In addition, with “ALYOM – Syriens Kinder, das Giftgas und wir” (“ALYOM – Syria’s children, poison gas, and us”), the jury also praises the third episode of the podcast by the Axel Springer Academy. Taking the example of the 12 year-old Yusuff Al-Yusuff, the academy trainees illustrate the fate of children in Syria. According to the jury, they make the consequences of war tangible: “It moved and impressed us emotionally”.
The special prize “Football and Integration”, staged in conjunction with the German Football Federation Association (Deutscher Fußball-Bund, DFB), was awarded this year for the third time in a row. As well as the Young CIVIS Media Prize, the winners of the special prize were also known in advance: In the television category the award went to the documentary film “Heimat Fußball – Refugee 11” by author and director Jean Boué. It shows a football team in the lowest (last) German amateur league, Country league C – in which 27 refugees from 16 nations play. The film accompanies them in their first months in strange world – and shows their wishes, fears and dreams. The jury found this film “enlightening in the best sense”, since it gives the viewer an “insight into a little-known reality”.
“Refugee 11” is also the name of a web video series that received the special prize in the online category. The project by the German Agency for Civic Education (Bundeszentrale für politische Bildung bpb) brings together young refugee amateur footballers and professional players who were once also refugees. The exchanges about these experiences illustrate the issues of flight and asylum, and at the same time aim to dispel prejudices and counter the exclusion of refugees. According to the jury, “an outstanding video series with very personal stories – interactive, clearly structured, visually very convincing”. Footballer Cacau, who presented both CIVIS Special prizes as DFB Integration Commissioner, said: “Football can unite people; particularly at amateur level, football achieves a lot.”
The YouTube videoblog by Swiss Radio and Television “Tama Gotcha!” with Tama Vakeesan, who has Tamil roots, addresses life between cultures. The jury was impressed: “In her multimedia presence, Tama Vakeesan reports very authentically and enthusiastically of the cultural encounter between her Swiss and her Tamil cultures.” The discourse is clear and does not shy away from any topic – “very present, pleasant, highly professional”.

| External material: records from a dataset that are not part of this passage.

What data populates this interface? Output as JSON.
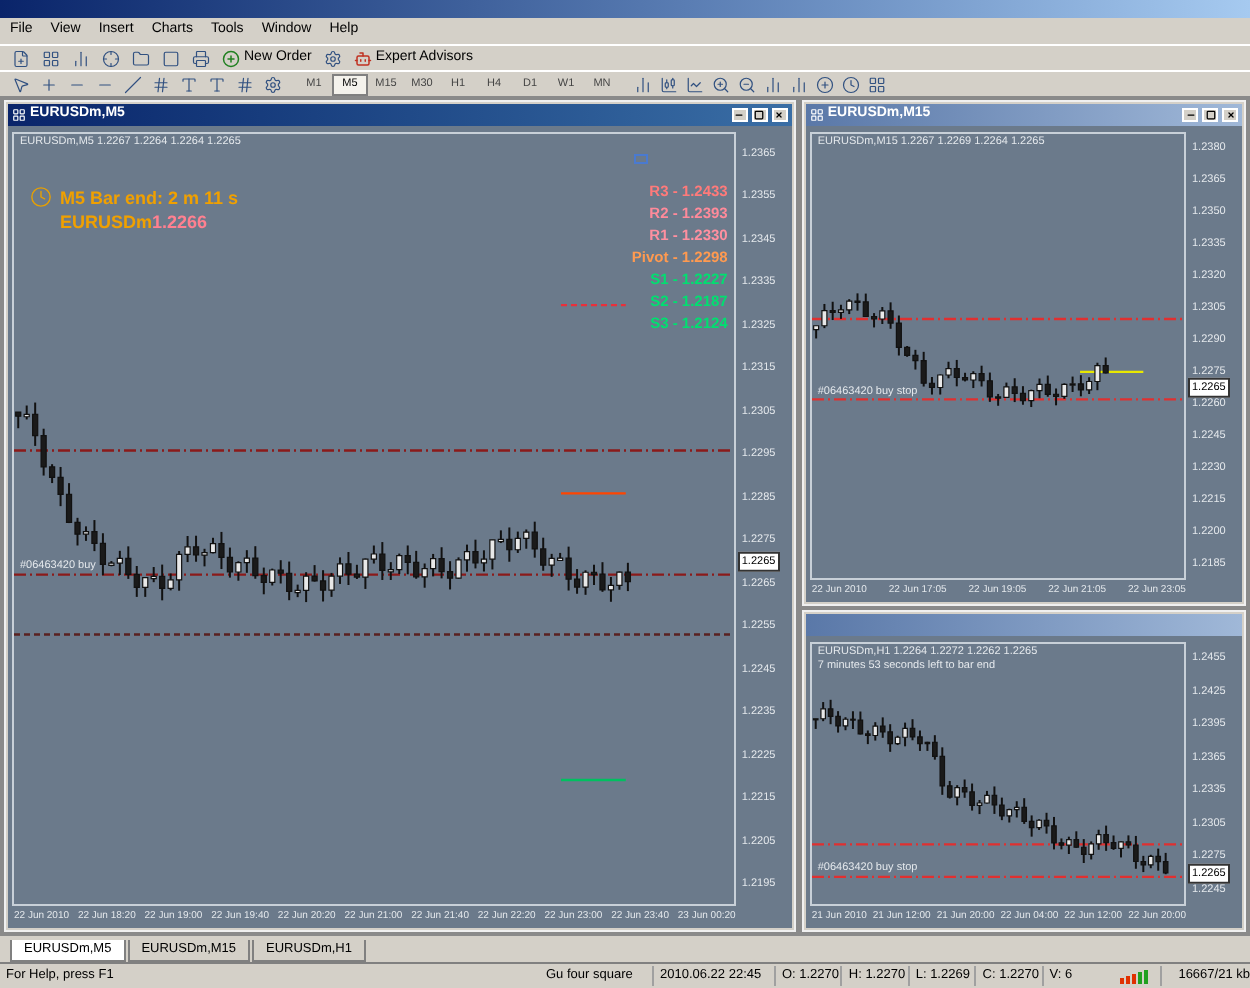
{
  "menu": [
    "File",
    "View",
    "Insert",
    "Charts",
    "Tools",
    "Window",
    "Help"
  ],
  "toolbar": {
    "buttons": [
      {
        "label": "New Order"
      },
      {
        "label": "Expert Advisors"
      }
    ],
    "timeframes": [
      {
        "label": "M1",
        "selected": false
      },
      {
        "label": "M5",
        "selected": true
      },
      {
        "label": "M15",
        "selected": false
      },
      {
        "label": "M30",
        "selected": false
      },
      {
        "label": "H1",
        "selected": false
      },
      {
        "label": "H4",
        "selected": false
      },
      {
        "label": "D1",
        "selected": false
      },
      {
        "label": "W1",
        "selected": false
      },
      {
        "label": "MN",
        "selected": false
      }
    ]
  },
  "windows": [
    {
      "title": "EURUSDm,M5",
      "active": true,
      "info": [
        "EURUSDm,M5  1.2267 1.2264 1.2264 1.2265"
      ],
      "bar_timer": "M5 Bar end: 2 m 11 s",
      "symbol": "EURUSDm",
      "symbol_price": "1.2266",
      "pivots": [
        {
          "label": "R3 - 1.2433",
          "color": "#ff7a7a"
        },
        {
          "label": "R2 - 1.2393",
          "color": "#ff8a9a"
        },
        {
          "label": "R1 - 1.2330",
          "color": "#ff90a0"
        },
        {
          "label": "Pivot - 1.2298",
          "color": "#ff9a50"
        },
        {
          "label": "S1 - 1.2227",
          "color": "#00e070"
        },
        {
          "label": "S2 - 1.2187",
          "color": "#00e070"
        },
        {
          "label": "S3 - 1.2124",
          "color": "#00e070"
        }
      ],
      "order_label": "#06463420 buy",
      "price_box": "1.2265",
      "price_axis": [
        "1.2365",
        "1.2355",
        "1.2345",
        "1.2335",
        "1.2325",
        "1.2315",
        "1.2305",
        "1.2295",
        "1.2285",
        "1.2275",
        "1.2265",
        "1.2255",
        "1.2245",
        "1.2235",
        "1.2225",
        "1.2215",
        "1.2205",
        "1.2195"
      ],
      "time_axis": [
        "22 Jun 2010",
        "22 Jun 18:20",
        "22 Jun 19:00",
        "22 Jun 19:40",
        "22 Jun 20:20",
        "22 Jun 21:00",
        "22 Jun 21:40",
        "22 Jun 22:20",
        "22 Jun 23:00",
        "22 Jun 23:40",
        "23 Jun 00:20"
      ]
    },
    {
      "title": "EURUSDm,M15",
      "active": false,
      "info": [
        "EURUSDm,M15  1.2267 1.2269 1.2264 1.2265"
      ],
      "order_label": "#06463420 buy stop",
      "price_box": "1.2265",
      "price_axis": [
        "1.2380",
        "1.2365",
        "1.2350",
        "1.2335",
        "1.2320",
        "1.2305",
        "1.2290",
        "1.2275",
        "1.2260",
        "1.2245",
        "1.2230",
        "1.2215",
        "1.2200",
        "1.2185"
      ],
      "time_axis": [
        "22 Jun 2010",
        "22 Jun 17:05",
        "22 Jun 19:05",
        "22 Jun 21:05",
        "22 Jun 23:05"
      ]
    },
    {
      "active": false,
      "info": [
        "EURUSDm,H1  1.2264 1.2272 1.2262 1.2265",
        "7 minutes 53 seconds left to bar end"
      ],
      "order_label": "#06463420 buy stop",
      "price_box": "1.2265",
      "price_axis": [
        "1.2455",
        "1.2425",
        "1.2395",
        "1.2365",
        "1.2335",
        "1.2305",
        "1.2275",
        "1.2245"
      ],
      "time_axis": [
        "21 Jun 2010",
        "21 Jun 12:00",
        "21 Jun 20:00",
        "22 Jun 04:00",
        "22 Jun 12:00",
        "22 Jun 20:00"
      ]
    }
  ],
  "tabs": [
    {
      "label": "EURUSDm,M5",
      "selected": true
    },
    {
      "label": "EURUSDm,M15",
      "selected": false
    },
    {
      "label": "EURUSDm,H1",
      "selected": false
    }
  ],
  "status_bar": {
    "help": "For Help, press F1",
    "profile": "Gu four square",
    "fields": [
      "2010.06.22 22:45",
      "O: 1.2270",
      "H: 1.2270",
      "L: 1.2269",
      "C: 1.2270",
      "V: 6"
    ],
    "traffic": "16667/21 kb"
  }
}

For the online format “Jäger & Sammler” (“Hunters & Gatherers”) by the Zweites Deutsches Fernsehen (ZDF) and funk, the journalist, poetry slammer and YouTuber Nemi El-Hassan visited the neo-Nazi festival “Rock gegen Überfremdung” in the small Thuringian town of Themar. As a Muslima with headscarf she mixed with the crowd and asked around in the right-wing scene – “witty, confrontative, without fear,” as the jury found. In this manner she identified the rhetorical patterns of the neo-Nazis. “An outstanding journalistic achievement – wonderfully implemented visually”. El-Hassan told of her encounters, and that some people simply cannot be reached. “But we as a society need to keep looking.”